"We have engaged an IT security firm and have reached out to law enforcement," reads a statement provided to GT by the institution. "With their assistance, we are conducting a thorough assessment of the incident, including a determination of what, if any, information may have been compromised. In order to preserve the integrity of the investigation, we will need to limit what we can share at this time."

Also on the list of most recent targets have been Michigan State University and apparently Columbia College of Chicago, both of which are conducting similar coronavirus research. 

The group responsible is known as "Netwalker," has been known to target health-care organizations, and has been known to steal unencrypted data before encrypting it. Netwalker first emerged in the middle of last year and specifically targets enterprise networks. In each of the recent cases involving universities, the group has already posted a limited amount of data to its dark web leak site to support its claims, said Brett Callow, threat analyst with Emsisoft. 

"Like multiple other groups, the operators of NetWalker have launched a name-and-shame leak site and use the threat of publishing exfiltrated data as additional leverage to extort payment," Callow explained. "The group’s other victims include Toll Group, Bolloré and Weiz, an Austrian municipality." 

At this point, he said, there is no evidence to suggest that group are anything other than for-profit criminals primarily interested in extorting ransoms.
"That said, the fact the group has hit three universities in quick succession is certainly interesting and raises the question of whether the universities may have been specifically targeted for a particular reason.

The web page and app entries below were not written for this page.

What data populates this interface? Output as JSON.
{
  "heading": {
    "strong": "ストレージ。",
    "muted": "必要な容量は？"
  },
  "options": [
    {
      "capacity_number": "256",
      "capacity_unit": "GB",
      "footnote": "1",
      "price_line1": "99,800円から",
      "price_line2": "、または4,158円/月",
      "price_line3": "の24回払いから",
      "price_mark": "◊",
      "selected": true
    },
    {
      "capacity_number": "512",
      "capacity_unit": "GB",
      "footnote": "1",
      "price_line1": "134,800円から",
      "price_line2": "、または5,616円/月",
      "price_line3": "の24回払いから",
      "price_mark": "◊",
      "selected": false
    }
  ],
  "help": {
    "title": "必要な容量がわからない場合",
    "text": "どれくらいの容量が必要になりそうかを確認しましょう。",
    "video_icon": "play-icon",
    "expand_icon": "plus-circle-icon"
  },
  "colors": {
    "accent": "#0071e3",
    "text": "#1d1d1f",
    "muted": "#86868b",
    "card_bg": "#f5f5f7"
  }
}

Data is a valuable commodity and, at this point time, COVID-19 research is a particularly valuable commodity," Callow said.  
Lucas Ropek is a former staff writer for Government Technology.